-------- PROVIDED INFORMATION --------

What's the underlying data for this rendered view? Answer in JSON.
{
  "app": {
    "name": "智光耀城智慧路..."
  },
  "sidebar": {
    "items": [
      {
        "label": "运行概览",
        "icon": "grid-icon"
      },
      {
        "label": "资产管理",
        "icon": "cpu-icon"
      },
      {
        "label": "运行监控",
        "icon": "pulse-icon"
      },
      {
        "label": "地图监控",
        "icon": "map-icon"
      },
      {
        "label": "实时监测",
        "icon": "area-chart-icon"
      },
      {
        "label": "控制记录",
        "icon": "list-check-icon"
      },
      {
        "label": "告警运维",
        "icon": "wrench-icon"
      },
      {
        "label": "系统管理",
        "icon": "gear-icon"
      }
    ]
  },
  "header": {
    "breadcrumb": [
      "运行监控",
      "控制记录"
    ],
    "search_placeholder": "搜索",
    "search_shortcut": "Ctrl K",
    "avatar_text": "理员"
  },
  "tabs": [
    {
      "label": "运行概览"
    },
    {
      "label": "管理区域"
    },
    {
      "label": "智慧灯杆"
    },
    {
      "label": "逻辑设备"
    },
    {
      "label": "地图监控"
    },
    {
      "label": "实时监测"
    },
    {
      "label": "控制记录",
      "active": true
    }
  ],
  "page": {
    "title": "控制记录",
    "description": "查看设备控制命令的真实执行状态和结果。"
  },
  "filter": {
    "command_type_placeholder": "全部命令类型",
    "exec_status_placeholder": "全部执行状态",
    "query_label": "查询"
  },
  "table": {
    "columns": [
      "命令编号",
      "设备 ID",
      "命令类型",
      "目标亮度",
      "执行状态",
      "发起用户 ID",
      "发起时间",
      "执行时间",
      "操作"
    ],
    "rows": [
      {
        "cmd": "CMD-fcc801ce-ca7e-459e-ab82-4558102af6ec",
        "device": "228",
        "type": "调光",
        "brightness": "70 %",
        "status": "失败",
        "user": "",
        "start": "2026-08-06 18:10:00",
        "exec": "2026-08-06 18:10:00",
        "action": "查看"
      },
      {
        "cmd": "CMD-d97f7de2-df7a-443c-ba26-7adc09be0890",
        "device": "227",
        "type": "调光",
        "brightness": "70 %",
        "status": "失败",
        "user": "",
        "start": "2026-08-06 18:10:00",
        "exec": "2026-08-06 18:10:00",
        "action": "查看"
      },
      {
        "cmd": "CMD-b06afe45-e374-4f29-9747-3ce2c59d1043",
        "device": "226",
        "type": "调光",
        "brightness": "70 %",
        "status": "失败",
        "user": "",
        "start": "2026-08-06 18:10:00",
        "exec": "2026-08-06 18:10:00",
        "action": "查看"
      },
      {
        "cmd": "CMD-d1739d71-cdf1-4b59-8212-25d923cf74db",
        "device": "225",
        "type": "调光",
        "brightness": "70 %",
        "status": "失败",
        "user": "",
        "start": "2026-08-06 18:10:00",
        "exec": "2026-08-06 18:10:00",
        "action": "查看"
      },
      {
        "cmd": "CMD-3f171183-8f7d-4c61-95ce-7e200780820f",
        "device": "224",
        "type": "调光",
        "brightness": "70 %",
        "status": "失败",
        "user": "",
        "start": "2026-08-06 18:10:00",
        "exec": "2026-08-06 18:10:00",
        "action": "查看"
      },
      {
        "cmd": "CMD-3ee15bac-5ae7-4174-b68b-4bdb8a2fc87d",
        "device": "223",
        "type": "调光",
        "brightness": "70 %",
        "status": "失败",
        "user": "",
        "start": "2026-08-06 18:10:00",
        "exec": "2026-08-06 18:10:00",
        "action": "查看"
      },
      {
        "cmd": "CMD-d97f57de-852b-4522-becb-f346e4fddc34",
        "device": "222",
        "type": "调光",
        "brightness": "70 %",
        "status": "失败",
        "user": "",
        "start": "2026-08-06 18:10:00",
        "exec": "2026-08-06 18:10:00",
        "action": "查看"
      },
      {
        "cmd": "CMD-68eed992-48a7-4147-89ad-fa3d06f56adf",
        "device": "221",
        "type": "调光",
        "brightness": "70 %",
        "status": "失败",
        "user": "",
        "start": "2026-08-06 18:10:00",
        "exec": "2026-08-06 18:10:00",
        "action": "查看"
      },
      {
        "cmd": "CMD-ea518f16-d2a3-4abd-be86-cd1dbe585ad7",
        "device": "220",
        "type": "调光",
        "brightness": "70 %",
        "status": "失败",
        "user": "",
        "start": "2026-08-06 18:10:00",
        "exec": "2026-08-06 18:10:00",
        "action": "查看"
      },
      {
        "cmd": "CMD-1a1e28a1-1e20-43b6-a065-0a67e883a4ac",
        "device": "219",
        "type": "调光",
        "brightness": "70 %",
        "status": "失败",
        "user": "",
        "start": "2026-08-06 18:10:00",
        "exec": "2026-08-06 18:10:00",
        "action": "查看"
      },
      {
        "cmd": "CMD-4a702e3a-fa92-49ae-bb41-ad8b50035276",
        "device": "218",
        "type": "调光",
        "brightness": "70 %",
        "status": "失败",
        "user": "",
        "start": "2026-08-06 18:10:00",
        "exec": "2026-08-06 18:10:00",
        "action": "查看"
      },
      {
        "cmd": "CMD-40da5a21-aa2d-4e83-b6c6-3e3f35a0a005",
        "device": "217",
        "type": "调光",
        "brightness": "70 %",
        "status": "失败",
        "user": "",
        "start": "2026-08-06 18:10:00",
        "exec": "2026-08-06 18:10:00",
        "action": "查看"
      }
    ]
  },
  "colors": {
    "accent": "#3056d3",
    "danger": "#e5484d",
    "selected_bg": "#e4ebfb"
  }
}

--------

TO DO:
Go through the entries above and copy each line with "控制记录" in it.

THE COMPLETED TASK:
        "label": "控制记录",
      "控制记录"
      "label": "控制记录",
    "title": "控制记录",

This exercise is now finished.